The main concerns are with the Hawkesbury and Nepean River catchments where flood levels will remain high.
BoM hydrologist and flood operations manager Victoria Dodds said rivers could stay flooded for weeks or even months.
“There’s flooding happening right across the state, eastern coastal catchments where we’ve seen these really heavy falls tend to respond very quickly (to clearing conditions),” she explained.
“So as that rain clears … the situation could improve very quickly. However in western NSW once the rivers get going, they can keep flowing for not just days but weeks or months on end.”
Ms Imielska reiterated conditions would improve later on Tuesday as the rain band clears.
“A large part of the state will actually see conditions really ease later today … in terms of that heavier rainfall, things will improve,” she said.
“That will mostly be along the large stretches of the NSW coast (but) we will also see conditions inland also improving.
“But again, in terms of that flood risk … those inland catchments tend to respond much slower and have those more protracted floods.
“So just because it’s not raining, just because there are clear skies and sunshine, doesn’t mean that the flood risk isn’t with us.”
Residents in far northwest Sydney were told to leave immediately on Tuesday morning as helicopters and boats were sent to rescue more than 500 people from 200 homes alone the Colo River.
The river links up with the already flooded Hawkesbury River and was flagged as a major area of concern for NSW SES.
Residents were issued the evacuation warning about 8am Tuesday.
“This rain is incredible and it’s just not stopping,” NSW SES commissioner Carlene York told 2GB.
RELATED: More than 15,000 may have to flee their homes
“The Hawkesbury River and in particular the Colo River is an area of great concern today.
“The Colo River is rising much more rapidly than we expected and 200 homes are already isolated and the access is quite difficult.
“So we are having meetings this morning, with the latest weather bureau forecast, just to see what we have to do with that area to keep those people safe.”

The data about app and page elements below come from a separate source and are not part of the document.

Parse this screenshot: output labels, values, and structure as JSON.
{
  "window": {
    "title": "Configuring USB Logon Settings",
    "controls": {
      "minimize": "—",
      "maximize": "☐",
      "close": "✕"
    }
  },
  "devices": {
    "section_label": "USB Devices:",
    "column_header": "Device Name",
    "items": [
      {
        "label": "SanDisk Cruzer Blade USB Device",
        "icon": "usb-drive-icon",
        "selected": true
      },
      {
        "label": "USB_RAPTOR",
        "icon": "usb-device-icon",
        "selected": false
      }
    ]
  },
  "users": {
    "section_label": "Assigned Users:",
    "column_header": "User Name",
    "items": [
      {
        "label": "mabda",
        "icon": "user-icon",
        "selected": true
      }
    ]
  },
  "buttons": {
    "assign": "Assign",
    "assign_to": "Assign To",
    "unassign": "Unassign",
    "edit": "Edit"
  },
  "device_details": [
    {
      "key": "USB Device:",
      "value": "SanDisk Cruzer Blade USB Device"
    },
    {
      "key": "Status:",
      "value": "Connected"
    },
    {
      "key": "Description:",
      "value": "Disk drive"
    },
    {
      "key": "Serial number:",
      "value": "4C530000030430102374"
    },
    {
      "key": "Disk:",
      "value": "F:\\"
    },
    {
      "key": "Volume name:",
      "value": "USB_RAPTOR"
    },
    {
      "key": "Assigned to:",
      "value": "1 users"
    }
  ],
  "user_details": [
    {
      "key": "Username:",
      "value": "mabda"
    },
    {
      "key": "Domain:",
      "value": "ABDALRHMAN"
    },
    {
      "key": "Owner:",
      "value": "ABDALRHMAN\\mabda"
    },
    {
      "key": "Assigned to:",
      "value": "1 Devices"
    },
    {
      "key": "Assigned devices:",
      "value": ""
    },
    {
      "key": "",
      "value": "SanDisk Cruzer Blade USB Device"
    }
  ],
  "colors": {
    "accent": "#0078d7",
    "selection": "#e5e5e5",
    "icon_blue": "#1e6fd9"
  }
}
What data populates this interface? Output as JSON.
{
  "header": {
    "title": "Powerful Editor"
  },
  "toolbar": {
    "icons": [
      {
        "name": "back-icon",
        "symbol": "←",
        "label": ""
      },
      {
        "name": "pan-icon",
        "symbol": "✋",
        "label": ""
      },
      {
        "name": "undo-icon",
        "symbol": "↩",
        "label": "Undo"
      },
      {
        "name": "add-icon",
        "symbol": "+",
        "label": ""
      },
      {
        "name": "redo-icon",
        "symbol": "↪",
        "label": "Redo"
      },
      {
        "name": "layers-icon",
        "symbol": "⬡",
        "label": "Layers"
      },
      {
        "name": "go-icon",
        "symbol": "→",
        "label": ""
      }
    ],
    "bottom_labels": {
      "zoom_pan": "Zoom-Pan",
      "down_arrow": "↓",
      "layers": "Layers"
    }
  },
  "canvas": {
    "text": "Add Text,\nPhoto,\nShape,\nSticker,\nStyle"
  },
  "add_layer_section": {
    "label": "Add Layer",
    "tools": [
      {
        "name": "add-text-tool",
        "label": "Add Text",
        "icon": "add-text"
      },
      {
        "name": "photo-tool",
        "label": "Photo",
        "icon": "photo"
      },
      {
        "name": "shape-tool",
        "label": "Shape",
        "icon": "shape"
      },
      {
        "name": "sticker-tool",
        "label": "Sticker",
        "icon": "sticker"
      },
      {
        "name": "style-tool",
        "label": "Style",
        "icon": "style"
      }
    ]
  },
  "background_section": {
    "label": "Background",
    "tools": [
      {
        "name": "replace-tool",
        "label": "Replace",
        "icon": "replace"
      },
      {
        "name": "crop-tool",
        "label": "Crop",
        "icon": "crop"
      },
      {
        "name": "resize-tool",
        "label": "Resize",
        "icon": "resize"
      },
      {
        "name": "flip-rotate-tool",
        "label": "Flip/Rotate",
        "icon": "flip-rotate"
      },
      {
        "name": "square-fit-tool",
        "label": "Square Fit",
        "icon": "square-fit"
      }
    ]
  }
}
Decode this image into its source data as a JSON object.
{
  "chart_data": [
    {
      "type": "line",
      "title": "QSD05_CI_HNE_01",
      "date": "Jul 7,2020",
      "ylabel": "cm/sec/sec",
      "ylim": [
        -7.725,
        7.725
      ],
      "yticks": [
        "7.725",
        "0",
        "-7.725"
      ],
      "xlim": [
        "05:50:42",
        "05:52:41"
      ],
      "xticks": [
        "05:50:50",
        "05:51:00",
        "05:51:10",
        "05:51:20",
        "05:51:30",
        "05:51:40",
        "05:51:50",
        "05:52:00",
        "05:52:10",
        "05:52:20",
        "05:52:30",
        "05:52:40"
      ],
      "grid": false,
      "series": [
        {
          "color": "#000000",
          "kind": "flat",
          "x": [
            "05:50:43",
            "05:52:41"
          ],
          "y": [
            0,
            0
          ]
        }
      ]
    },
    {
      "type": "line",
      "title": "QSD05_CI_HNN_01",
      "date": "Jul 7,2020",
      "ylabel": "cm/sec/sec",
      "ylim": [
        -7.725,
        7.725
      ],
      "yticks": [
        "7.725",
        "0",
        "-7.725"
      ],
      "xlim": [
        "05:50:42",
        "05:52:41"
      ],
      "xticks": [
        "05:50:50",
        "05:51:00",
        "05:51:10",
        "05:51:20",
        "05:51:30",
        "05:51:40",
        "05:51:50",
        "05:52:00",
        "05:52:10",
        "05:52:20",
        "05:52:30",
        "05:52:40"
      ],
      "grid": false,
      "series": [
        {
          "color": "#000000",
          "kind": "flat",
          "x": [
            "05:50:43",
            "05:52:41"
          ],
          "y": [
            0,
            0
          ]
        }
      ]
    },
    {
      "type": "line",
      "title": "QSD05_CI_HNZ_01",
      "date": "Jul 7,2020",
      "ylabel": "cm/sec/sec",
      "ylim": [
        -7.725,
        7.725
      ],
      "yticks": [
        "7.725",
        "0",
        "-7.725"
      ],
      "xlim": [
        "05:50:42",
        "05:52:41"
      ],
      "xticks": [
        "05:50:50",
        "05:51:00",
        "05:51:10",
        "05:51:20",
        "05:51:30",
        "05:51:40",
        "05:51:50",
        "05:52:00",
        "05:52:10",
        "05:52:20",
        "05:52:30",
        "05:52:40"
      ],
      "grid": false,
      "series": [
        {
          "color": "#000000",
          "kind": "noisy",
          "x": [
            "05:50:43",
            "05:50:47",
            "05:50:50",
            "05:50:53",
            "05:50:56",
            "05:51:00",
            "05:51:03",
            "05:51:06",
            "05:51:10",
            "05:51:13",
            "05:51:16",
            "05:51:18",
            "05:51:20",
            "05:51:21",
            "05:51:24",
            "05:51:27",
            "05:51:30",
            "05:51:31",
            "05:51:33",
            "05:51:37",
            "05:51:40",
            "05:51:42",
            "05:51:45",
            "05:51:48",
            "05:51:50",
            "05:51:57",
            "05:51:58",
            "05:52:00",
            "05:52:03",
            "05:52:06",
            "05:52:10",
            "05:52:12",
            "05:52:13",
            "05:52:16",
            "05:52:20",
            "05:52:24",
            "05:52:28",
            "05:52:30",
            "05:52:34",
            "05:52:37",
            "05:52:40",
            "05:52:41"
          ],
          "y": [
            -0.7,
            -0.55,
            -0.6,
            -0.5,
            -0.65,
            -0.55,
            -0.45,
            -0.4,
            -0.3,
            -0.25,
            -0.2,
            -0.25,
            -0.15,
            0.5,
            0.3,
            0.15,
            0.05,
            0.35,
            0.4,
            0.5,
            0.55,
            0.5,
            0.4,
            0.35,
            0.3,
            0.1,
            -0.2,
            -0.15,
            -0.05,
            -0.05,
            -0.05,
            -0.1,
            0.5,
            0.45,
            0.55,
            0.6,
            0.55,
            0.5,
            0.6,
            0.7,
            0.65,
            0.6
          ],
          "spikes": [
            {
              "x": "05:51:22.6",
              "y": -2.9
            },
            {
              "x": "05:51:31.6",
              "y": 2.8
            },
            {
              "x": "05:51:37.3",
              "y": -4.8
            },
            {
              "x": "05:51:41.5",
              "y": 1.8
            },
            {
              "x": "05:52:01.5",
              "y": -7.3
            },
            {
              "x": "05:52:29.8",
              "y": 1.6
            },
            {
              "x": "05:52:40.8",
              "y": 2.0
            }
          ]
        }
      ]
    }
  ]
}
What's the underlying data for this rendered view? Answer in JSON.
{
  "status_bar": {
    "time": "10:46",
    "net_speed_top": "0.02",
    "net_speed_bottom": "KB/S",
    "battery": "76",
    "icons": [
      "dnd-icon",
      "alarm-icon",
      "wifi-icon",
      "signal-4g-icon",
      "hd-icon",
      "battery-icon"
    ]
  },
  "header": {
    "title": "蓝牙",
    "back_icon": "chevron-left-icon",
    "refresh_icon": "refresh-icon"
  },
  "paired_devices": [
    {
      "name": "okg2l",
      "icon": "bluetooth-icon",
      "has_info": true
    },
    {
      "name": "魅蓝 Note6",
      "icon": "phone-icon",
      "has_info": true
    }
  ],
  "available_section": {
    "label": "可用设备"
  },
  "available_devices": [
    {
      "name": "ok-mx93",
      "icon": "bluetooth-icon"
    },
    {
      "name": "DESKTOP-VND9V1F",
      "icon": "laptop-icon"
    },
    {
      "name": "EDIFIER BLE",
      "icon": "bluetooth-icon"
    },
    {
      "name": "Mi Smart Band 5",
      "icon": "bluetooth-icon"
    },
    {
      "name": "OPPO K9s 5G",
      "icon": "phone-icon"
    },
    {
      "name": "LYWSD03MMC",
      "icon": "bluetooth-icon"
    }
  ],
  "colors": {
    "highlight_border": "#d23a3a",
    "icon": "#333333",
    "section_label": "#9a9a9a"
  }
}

Another 15,000 people across the state have been told to prepare to leave if conditions worsen.
Clear conditions are expected going into the weekend, apart from the occasional shower or two in some parts, Ms Imielska.